He decides to wear his western clothes for the trip to Mali and France. He scrapes the manure off the boots and polishes them to a battered shine, spot cleans the hat and has it reshaped, checks the jeans for tears to be mended, buys a new western jacket, sportcoat style, and a couple of new shirts.
First stop – Mali.
“Texas!” the kids call out.
“No, Canada,” he says.
“Texas!” They insist and there is no changing their minds.
“Marlboro Man,” they screech with delight.
“No, Canada,” he says, but Marlboro Man he remains.
Who knew westerns were so popular in the sub sahara?
He goes to Timbouctou and receives the same warm reception. Here he demonstrates riding a horse along with sound effects. The boys gathered around giggle and roll on the sand, then jump up and demonstrate camel ridin,g again with sound effects. It’s his turn to laugh.
Second stop – Avignon.

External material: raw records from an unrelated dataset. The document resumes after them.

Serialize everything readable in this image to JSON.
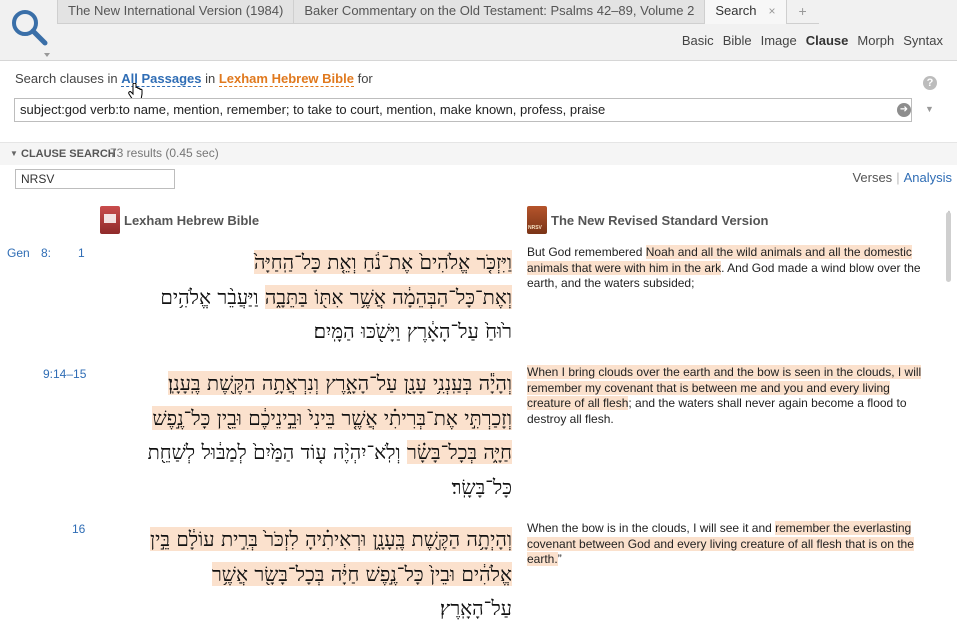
{
  "tabs": [
    {
      "label": "The New International Version (1984)",
      "active": false
    },
    {
      "label": "Baker Commentary on the Old Testament: Psalms 42–89, Volume 2",
      "active": false
    },
    {
      "label": "Search",
      "active": true
    }
  ],
  "tab_add": "+",
  "tab_close": "×",
  "modes": [
    "Basic",
    "Bible",
    "Image",
    "Clause",
    "Morph",
    "Syntax"
  ],
  "active_mode": "Clause",
  "query": {
    "prefix": "Search clauses in",
    "scope": "All Passages",
    "in_text": "in",
    "resource": "Lexham Hebrew Bible",
    "suffix": "for",
    "value": "subject:god verb:to name, mention, remember; to take to court, mention, make known, profess, praise",
    "help": "?",
    "go": "➜",
    "dropdown": "▼"
  },
  "results": {
    "section_label": "CLAUSE SEARCH",
    "count": "73 results (0.45 sec)",
    "filter_value": "NRSV",
    "view_verses": "Verses",
    "view_analysis": "Analysis"
  },
  "columns": {
    "left_title": "Lexham Hebrew Bible",
    "right_title": "The New Revised Standard Version"
  },
  "rows": [
    {
      "book": "Gen",
      "chapter": "8:",
      "verse": "1",
      "hebrew": [
        {
          "text": "וַיִּזְכֹּ֤ר אֱלֹהִים֙ אֶת־נֹ֔חַ וְאֵ֤ת כָּל־הַֽחַיָּה֙",
          "hl": true
        },
        {
          "text": "וְאֶת־כָּל־הַבְּהֵמָ֔ה אֲשֶׁ֥ר אִתּ֖וֹ בַּתֵּבָ֑ה",
          "hl": true
        },
        {
          "text": " וַיַּעֲבֵ֨ר אֱלֹהִ֥ים",
          "hl": false
        },
        {
          "text": "ר֙וּחַ֙ עַל־הָאָ֔רֶץ וַיָּשֹׁ֖כּוּ הַמָּֽיִם׃",
          "hl": false
        }
      ],
      "english": [
        {
          "text": "But God remembered ",
          "hl": false
        },
        {
          "text": "Noah and ",
          "hl": true
        },
        {
          "text": "all the wild animals and ",
          "hl": true
        },
        {
          "text": "all the domestic animals that were with him in the ark",
          "hl": true
        },
        {
          "text": ". And God made a wind blow over the earth, and the waters subsided;",
          "hl": false
        }
      ]
    },
    {
      "book": "",
      "chapter": "",
      "verse": "9:14–15",
      "hebrew": [
        {
          "text": "וְהָיָ֕ה בְּעַֽנְנִ֥י עָנָ֖ן עַל־הָאָ֑רֶץ וְנִרְאֲתָ֥ה הַקֶּ֖שֶׁת בֶּֽעָנָֽן׃",
          "hl": true
        },
        {
          "text": "וְזָכַרְתִּ֣י אֶת־בְּרִיתִ֗י אֲשֶׁ֤ר בֵּינִי֙ וּבֵ֣ינֵיכֶ֔ם וּבֵ֖ין כָּל־נֶ֣פֶשׁ",
          "hl": true
        },
        {
          "text": "חַיָּ֑ה בְּכָל־בָּשָׂ֗ר",
          "hl": true
        },
        {
          "text": " וְלֹֽא־יִהְיֶ֨ה ע֤וֹד הַמַּ֙יִם֙ לְמַבּ֔וּל לְשַׁחֵ֖ת",
          "hl": false
        },
        {
          "text": "כָּל־בָּשָֽׂר׃",
          "hl": false
        }
      ],
      "english": [
        {
          "text": "When I bring clouds over the earth and the bow is seen in the clouds, I will remember my covenant that is between me and you and every living creature of all flesh",
          "hl": true
        },
        {
          "text": "; and the waters shall never again become a flood to destroy all flesh.",
          "hl": false
        }
      ]
    },
    {
      "book": "",
      "chapter": "",
      "verse": "16",
      "hebrew": [
        {
          "text": "וְהָיְתָ֥ה הַקֶּ֖שֶׁת בֶּֽעָנָ֑ן וּרְאִיתִ֗יהָ לִזְכֹּר֙ בְּרִ֣ית עוֹלָ֔ם בֵּ֣ין",
          "hl": true
        },
        {
          "text": "אֱלֹהִ֔ים וּבֵין֙ כָּל־נֶ֣פֶשׁ חַיָּ֔ה בְּכָל־בָּשָׂ֖ר אֲשֶׁ֥ר",
          "hl": true
        },
        {
          "text": "עַל־הָאָֽרֶץ׃",
          "hl": false
        }
      ],
      "english": [
        {
          "text": "When the bow is in the clouds, I will see it and ",
          "hl": false
        },
        {
          "text": "remember the everlasting covenant between God and every living creature of all flesh that is on the earth.",
          "hl": true
        },
        {
          "text": "”",
          "hl": false
        }
      ]
    }
  ],
  "colors": {
    "accent_blue": "#2f6db5",
    "accent_orange": "#e0791e",
    "highlight": "#fbe1cd"
  }
}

“Cowboy,” the children scream. A grade six school group from Spain, all of them speaking perfect French. “Cowboy,” they holler and the cameras are out and up close. There must be 6,000 pictures of the cowboy’s belt buckle and little else on the kids’ cameras.
Third stop – Paris.
Young men see his hat and look immediately at his feet. The battered boots invariably receive an appreciative and approving nod.
But it’s the elderly, immaculately dressed and coiffed French women, who provide the greatest delight.
They look up, bat their eyes, and say flirtatiously, “Quel beau chapeau, monsieur.”
He grins, doffs his hat, and bows slightly. His wife groans and does her best to ignore it all.